What is needed
Look through the records, and whenever a line includes the word "this", copy it.

===== The data

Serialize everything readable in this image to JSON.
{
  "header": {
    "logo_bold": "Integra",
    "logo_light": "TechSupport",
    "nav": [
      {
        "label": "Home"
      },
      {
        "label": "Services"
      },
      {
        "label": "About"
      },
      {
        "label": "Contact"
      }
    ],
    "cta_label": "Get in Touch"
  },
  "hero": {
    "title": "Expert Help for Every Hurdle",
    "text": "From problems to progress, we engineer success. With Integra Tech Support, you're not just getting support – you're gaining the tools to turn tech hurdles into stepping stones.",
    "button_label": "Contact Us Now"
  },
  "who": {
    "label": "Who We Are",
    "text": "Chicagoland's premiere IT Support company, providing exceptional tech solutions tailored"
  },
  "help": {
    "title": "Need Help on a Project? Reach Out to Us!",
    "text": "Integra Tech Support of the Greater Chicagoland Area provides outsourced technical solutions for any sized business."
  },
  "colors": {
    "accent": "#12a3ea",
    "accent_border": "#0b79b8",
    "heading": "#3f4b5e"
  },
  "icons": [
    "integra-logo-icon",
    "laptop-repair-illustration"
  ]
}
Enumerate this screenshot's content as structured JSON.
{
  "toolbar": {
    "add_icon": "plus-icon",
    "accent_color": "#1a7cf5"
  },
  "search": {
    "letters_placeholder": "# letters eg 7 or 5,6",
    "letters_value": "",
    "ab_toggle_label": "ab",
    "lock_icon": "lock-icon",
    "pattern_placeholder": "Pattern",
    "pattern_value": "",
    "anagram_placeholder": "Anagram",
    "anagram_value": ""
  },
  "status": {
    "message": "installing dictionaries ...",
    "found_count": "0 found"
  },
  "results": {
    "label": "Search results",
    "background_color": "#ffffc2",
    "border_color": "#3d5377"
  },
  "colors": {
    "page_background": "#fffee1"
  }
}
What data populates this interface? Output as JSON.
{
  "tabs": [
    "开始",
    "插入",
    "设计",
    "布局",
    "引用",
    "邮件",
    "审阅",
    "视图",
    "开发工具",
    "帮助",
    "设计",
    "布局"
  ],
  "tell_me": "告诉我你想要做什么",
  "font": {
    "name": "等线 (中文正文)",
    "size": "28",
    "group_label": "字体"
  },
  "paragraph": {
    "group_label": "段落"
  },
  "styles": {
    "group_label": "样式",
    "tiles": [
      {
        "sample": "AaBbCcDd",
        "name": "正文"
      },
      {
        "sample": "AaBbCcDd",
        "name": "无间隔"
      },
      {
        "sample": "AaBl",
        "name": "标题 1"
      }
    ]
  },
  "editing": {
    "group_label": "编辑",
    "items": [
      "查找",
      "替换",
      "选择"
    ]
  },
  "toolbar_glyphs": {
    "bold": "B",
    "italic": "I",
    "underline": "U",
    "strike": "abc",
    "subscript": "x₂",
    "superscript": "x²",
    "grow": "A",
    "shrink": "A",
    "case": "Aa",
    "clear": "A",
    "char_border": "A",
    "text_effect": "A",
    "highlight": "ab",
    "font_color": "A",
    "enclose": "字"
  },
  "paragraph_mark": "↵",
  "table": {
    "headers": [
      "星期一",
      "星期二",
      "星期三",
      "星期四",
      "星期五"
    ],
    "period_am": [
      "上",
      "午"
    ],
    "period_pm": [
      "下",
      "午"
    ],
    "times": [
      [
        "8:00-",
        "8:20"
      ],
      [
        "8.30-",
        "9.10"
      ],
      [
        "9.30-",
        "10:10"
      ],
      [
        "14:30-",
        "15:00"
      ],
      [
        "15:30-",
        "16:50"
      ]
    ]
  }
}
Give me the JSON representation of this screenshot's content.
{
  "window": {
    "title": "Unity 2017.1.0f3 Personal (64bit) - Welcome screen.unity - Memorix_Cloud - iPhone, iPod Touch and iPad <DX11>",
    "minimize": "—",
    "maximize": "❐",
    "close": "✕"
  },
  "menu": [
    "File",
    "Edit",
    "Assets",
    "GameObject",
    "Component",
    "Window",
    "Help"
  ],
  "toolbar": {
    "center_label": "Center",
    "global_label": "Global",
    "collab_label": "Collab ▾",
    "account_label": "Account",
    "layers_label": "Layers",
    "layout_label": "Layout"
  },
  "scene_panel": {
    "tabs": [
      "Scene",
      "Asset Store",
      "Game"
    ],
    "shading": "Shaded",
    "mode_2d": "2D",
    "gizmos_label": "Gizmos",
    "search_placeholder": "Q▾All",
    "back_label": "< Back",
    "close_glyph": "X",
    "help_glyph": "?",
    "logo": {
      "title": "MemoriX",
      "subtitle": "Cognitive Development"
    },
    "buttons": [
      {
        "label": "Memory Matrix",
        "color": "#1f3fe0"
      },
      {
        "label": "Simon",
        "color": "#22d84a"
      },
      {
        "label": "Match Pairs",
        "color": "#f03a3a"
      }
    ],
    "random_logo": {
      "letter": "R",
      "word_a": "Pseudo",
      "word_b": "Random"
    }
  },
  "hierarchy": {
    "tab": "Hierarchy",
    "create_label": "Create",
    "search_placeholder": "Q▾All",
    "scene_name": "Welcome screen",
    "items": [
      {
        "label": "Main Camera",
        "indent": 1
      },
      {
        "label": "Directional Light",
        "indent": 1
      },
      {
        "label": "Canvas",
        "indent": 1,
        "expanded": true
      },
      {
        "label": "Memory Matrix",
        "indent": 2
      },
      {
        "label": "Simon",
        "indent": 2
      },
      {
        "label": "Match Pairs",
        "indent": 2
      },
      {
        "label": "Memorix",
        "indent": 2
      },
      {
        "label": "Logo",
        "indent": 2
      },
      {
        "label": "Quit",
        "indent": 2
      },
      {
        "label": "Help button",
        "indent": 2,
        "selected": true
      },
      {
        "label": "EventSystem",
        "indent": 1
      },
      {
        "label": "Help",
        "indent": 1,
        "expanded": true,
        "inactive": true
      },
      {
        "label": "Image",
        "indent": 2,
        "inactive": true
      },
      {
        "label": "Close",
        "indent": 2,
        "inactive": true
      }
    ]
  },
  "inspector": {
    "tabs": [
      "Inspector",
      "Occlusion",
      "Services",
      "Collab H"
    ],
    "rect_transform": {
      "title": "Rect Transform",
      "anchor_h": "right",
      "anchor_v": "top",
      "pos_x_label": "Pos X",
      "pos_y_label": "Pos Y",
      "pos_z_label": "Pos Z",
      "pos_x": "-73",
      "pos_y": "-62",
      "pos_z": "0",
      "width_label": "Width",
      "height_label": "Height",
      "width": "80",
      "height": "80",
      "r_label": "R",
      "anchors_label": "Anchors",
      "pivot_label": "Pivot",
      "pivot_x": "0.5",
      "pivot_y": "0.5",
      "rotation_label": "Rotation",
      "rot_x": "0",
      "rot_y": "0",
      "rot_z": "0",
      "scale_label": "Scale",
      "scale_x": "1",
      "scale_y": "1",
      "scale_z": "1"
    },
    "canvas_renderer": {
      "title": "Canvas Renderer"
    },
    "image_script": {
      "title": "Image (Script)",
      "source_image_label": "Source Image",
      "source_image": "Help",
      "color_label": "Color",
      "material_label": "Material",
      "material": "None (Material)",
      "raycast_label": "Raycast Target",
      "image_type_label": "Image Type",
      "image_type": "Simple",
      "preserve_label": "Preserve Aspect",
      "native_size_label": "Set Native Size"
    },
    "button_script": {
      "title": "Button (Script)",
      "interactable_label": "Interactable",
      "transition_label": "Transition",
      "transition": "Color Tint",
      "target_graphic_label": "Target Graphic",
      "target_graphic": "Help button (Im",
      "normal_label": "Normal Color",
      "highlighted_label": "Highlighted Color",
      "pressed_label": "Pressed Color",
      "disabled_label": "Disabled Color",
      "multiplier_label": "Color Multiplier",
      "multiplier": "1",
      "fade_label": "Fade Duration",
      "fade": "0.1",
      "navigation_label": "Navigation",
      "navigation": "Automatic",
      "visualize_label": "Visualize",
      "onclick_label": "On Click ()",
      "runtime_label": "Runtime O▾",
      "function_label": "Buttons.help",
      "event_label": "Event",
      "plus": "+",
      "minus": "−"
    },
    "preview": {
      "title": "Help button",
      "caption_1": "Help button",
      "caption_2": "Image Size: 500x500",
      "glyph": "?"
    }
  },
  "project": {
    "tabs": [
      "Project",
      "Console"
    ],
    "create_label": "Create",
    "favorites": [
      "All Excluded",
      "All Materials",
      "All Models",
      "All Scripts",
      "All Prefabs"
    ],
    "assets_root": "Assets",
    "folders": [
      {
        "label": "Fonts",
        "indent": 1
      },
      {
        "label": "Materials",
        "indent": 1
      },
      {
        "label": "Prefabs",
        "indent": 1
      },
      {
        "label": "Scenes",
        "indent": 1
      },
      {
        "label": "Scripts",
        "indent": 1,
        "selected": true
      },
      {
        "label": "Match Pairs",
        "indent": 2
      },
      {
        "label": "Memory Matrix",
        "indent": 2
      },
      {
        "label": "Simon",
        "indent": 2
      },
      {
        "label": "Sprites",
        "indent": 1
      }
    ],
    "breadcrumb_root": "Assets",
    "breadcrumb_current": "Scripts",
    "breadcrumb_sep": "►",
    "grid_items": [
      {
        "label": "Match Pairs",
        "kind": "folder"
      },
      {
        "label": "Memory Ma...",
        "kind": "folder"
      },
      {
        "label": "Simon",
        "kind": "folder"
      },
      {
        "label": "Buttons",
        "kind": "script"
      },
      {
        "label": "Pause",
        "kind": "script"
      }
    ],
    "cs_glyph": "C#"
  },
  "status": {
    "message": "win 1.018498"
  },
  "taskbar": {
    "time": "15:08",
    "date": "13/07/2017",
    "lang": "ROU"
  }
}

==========

Your response
Serialize everything readable in this image to JSON.
Enumerate this screenshot's content as structured JSON.
What data populates this interface? Output as JSON.
Give me the JSON representation of this screenshot's content.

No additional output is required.